Functional Javascript

Thanks for looking into that Bob.
I figured since you're the date/time guru, you'd have a smoother answer than the func I use, which I wrote a while back. ;)

/**
@func util
add a leading zero, if the number is a single digit number
i.e. prefix with a zero, if under 10

@param {number} t - a time or date chunk, representing either the month, day-of-month, hour, minute, or second
@return {string}
*/
const add0 = t => t < 10 ? `0${t}` : String(t);
/**
@func
get the current time, in a canonical human-readable format:
"YYYY-MM-DD ddd HH:mm"
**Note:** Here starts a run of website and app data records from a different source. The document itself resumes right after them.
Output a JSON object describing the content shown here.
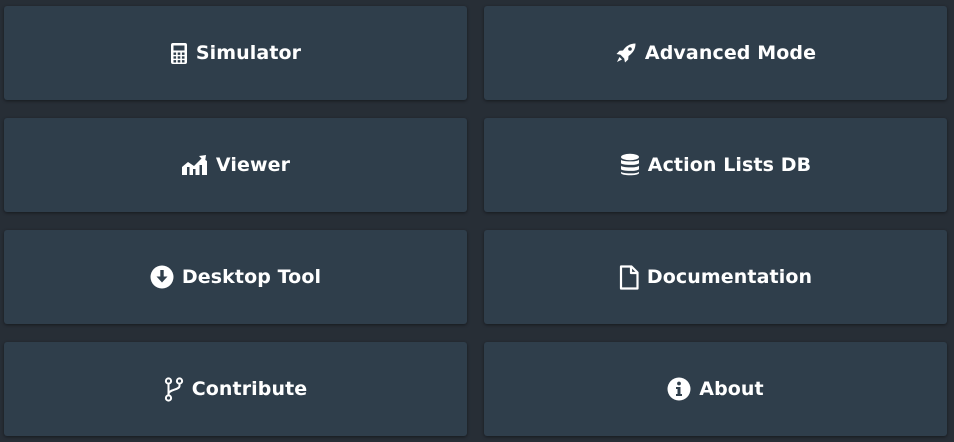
{
  "menu": {
    "tiles": [
      {
        "label": "Simulator",
        "icon": "calculator-icon"
      },
      {
        "label": "Advanced Mode",
        "icon": "rocket-icon"
      },
      {
        "label": "Viewer",
        "icon": "chart-area-icon"
      },
      {
        "label": "Action Lists DB",
        "icon": "database-icon"
      },
      {
        "label": "Desktop Tool",
        "icon": "download-circle-icon"
      },
      {
        "label": "Documentation",
        "icon": "file-icon"
      },
      {
        "label": "Contribute",
        "icon": "code-branch-icon"
      },
      {
        "label": "About",
        "icon": "info-circle-icon"
      }
    ]
  },
  "colors": {
    "background": "#272e36",
    "tile": "#2f3e4b",
    "text": "#ffffff"
  }
}
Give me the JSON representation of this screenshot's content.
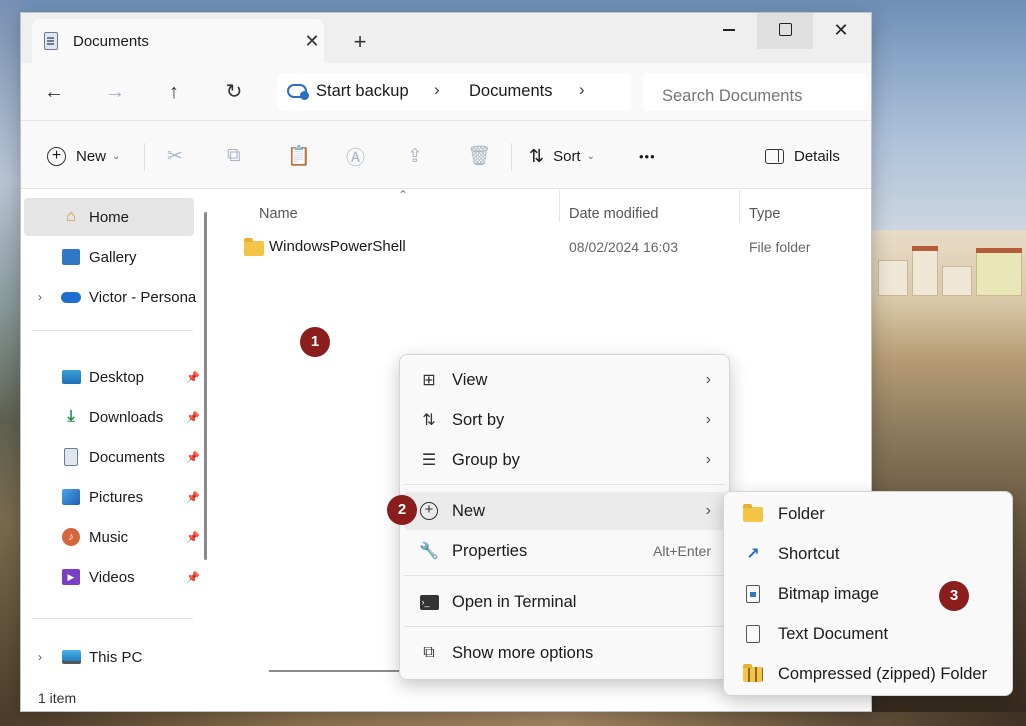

@cons
no seconds
no milliseconds

@return {string}
*/
export const getDateStandard = () => {
  const dt = new Date();
  const y = dt.getFullYear();
  const m = add0(dt.getMonth() + 1);
  const d = add0(dt.getDate()); //day of month
  const w = dt.toDateString().substring(0, 3); //day of week enum, either Mon, Tue, Wed, Thu, Fri, Sat, Sun
  const h = add0(dt.getHours());
  const min = add0(dt.getMinutes());
  return `[${y}-${m}-${d} ${w} ${h}:${min}]`;
};
//@tests
console.log(getDateStandard());
/*
output:
[2020-09-01 Tue 09:10]
*/
Thread Thread
rfornal profile image
bob.js Author

Your solution is probably the clearest pattern. I was thinking about the toISOString and having an ability to pull out whole patterns, the problem is that is doesn't take into account the timezone offset.

Maybe something like this ...

const getDateStandard= () => {
  const d = new Date();
  let local = new Date(d);
  local.setMinutes(d.getMinutes() - d.getTimezoneOffset());

  const s_iso = local.toISOString();
  const date = s_iso.substring(0,10);
  const time = s_iso.substring(11,16);
  const dow = local.toDateString().substring(0, 3);

  return `[${date} ${dow} ${time}]`;
};

console.log(getDateStandard());
Thread Thread
functional_js profile image
Functional Javascript

That's a great one if one wants to timestamp in UTC time, or another timezone.
Thanks!